ASSIGNMENT:
Repeat the listing in full, exactly as it stands.

PROVIDED RECORDS:
"""

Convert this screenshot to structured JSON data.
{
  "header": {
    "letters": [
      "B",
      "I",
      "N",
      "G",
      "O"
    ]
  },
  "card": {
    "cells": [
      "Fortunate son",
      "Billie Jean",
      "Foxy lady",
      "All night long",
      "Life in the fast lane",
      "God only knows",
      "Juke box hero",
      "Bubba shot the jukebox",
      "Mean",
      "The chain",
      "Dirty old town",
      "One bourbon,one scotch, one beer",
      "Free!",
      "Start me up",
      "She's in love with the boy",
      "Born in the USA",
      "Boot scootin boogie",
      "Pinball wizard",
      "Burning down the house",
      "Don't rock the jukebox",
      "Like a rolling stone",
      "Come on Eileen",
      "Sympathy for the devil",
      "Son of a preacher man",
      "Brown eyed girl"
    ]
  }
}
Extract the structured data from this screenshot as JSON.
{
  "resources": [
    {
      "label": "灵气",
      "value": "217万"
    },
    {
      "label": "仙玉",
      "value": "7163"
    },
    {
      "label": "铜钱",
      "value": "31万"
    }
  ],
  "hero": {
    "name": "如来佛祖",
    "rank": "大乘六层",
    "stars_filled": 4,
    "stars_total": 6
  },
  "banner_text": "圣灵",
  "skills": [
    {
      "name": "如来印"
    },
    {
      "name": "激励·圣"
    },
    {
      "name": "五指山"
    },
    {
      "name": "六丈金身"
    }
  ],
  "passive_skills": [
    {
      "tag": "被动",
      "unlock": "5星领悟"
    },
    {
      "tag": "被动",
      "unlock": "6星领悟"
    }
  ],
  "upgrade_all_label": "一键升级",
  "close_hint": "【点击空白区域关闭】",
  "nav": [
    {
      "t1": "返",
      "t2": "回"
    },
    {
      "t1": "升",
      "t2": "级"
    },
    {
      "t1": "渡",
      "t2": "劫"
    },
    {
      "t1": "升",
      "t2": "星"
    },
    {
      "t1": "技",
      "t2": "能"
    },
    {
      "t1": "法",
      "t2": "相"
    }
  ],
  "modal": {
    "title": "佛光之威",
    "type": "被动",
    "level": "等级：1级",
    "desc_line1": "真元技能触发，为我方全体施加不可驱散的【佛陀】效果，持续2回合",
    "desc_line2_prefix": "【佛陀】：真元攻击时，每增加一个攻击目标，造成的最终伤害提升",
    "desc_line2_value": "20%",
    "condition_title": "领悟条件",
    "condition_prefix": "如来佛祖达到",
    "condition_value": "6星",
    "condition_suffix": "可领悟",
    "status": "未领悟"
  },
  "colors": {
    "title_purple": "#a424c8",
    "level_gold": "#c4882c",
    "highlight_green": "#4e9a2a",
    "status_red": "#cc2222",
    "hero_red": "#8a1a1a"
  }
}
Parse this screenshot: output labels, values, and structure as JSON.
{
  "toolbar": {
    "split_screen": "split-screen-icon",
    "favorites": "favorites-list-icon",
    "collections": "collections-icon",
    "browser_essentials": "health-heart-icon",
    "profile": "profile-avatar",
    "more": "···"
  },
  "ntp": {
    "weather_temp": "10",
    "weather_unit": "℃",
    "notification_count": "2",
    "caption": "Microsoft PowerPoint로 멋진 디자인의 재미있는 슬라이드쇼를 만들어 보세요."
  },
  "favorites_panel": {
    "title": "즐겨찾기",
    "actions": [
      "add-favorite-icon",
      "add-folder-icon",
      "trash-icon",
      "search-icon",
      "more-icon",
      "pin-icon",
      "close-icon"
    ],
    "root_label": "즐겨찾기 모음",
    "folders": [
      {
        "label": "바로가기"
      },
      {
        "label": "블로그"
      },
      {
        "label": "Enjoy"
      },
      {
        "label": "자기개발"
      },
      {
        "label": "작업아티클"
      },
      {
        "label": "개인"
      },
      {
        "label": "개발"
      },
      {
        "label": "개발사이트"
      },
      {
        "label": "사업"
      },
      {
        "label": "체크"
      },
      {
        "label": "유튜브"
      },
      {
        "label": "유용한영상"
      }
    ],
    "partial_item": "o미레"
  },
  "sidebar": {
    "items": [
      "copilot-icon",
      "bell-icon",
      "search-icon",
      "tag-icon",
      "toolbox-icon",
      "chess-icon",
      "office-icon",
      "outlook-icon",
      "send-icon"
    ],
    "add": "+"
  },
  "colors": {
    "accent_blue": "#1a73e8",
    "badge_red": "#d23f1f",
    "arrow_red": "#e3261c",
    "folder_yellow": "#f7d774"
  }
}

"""

OUTPUT BELOW:
Convert this screenshot to structured JSON data.
{
  "header": {
    "letters": [
      "B",
      "I",
      "N",
      "G",
      "O"
    ]
  },
  "card": {
    "cells": [
      "Fortunate son",
      "Billie Jean",
      "Foxy lady",
      "All night long",
      "Life in the fast lane",
      "God only knows",
      "Juke box hero",
      "Bubba shot the jukebox",
      "Mean",
      "The chain",
      "Dirty old town",
      "One bourbon,one scotch, one beer",
      "Free!",
      "Start me up",
      "She's in love with the boy",
      "Born in the USA",
      "Boot scootin boogie",
      "Pinball wizard",
      "Burning down the house",
      "Don't rock the jukebox",
      "Like a rolling stone",
      "Come on Eileen",
      "Sympathy for the devil",
      "Son of a preacher man",
      "Brown eyed girl"
    ]
  }
}
Extract the structured data from this screenshot as JSON.
{
  "resources": [
    {
      "label": "灵气",
      "value": "217万"
    },
    {
      "label": "仙玉",
      "value": "7163"
    },
    {
      "label": "铜钱",
      "value": "31万"
    }
  ],
  "hero": {
    "name": "如来佛祖",
    "rank": "大乘六层",
    "stars_filled": 4,
    "stars_total": 6
  },
  "banner_text": "圣灵",
  "skills": [
    {
      "name": "如来印"
    },
    {
      "name": "激励·圣"
    },
    {
      "name": "五指山"
    },
    {
      "name": "六丈金身"
    }
  ],
  "passive_skills": [
    {
      "tag": "被动",
      "unlock": "5星领悟"
    },
    {
      "tag": "被动",
      "unlock": "6星领悟"
    }
  ],
  "upgrade_all_label": "一键升级",
  "close_hint": "【点击空白区域关闭】",
  "nav": [
    {
      "t1": "返",
      "t2": "回"
    },
    {
      "t1": "升",
      "t2": "级"
    },
    {
      "t1": "渡",
      "t2": "劫"
    },
    {
      "t1": "升",
      "t2": "星"
    },
    {
      "t1": "技",
      "t2": "能"
    },
    {
      "t1": "法",
      "t2": "相"
    }
  ],
  "modal": {
    "title": "佛光之威",
    "type": "被动",
    "level": "等级：1级",
    "desc_line1": "真元技能触发，为我方全体施加不可驱散的【佛陀】效果，持续2回合",
    "desc_line2_prefix": "【佛陀】：真元攻击时，每增加一个攻击目标，造成的最终伤害提升",
    "desc_line2_value": "20%",
    "condition_title": "领悟条件",
    "condition_prefix": "如来佛祖达到",
    "condition_value": "6星",
    "condition_suffix": "可领悟",
    "status": "未领悟"
  },
  "colors": {
    "title_purple": "#a424c8",
    "level_gold": "#c4882c",
    "highlight_green": "#4e9a2a",
    "status_red": "#cc2222",
    "hero_red": "#8a1a1a"
  }
}
Parse this screenshot: output labels, values, and structure as JSON.
{
  "toolbar": {
    "split_screen": "split-screen-icon",
    "favorites": "favorites-list-icon",
    "collections": "collections-icon",
    "browser_essentials": "health-heart-icon",
    "profile": "profile-avatar",
    "more": "···"
  },
  "ntp": {
    "weather_temp": "10",
    "weather_unit": "℃",
    "notification_count": "2",
    "caption": "Microsoft PowerPoint로 멋진 디자인의 재미있는 슬라이드쇼를 만들어 보세요."
  },
  "favorites_panel": {
    "title": "즐겨찾기",
    "actions": [
      "add-favorite-icon",
      "add-folder-icon",
      "trash-icon",
      "search-icon",
      "more-icon",
      "pin-icon",
      "close-icon"
    ],
    "root_label": "즐겨찾기 모음",
    "folders": [
      {
        "label": "바로가기"
      },
      {
        "label": "블로그"
      },
      {
        "label": "Enjoy"
      },
      {
        "label": "자기개발"
      },
      {
        "label": "작업아티클"
      },
      {
        "label": "개인"
      },
      {
        "label": "개발"
      },
      {
        "label": "개발사이트"
      },
      {
        "label": "사업"
      },
      {
        "label": "체크"
      },
      {
        "label": "유튜브"
      },
      {
        "label": "유용한영상"
      }
    ],
    "partial_item": "o미레"
  },
  "sidebar": {
    "items": [
      "copilot-icon",
      "bell-icon",
      "search-icon",
      "tag-icon",
      "toolbox-icon",
      "chess-icon",
      "office-icon",
      "outlook-icon",
      "send-icon"
    ],
    "add": "+"
  },
  "colors": {
    "accent_blue": "#1a73e8",
    "badge_red": "#d23f1f",
    "arrow_red": "#e3261c",
    "folder_yellow": "#f7d774"
  }
}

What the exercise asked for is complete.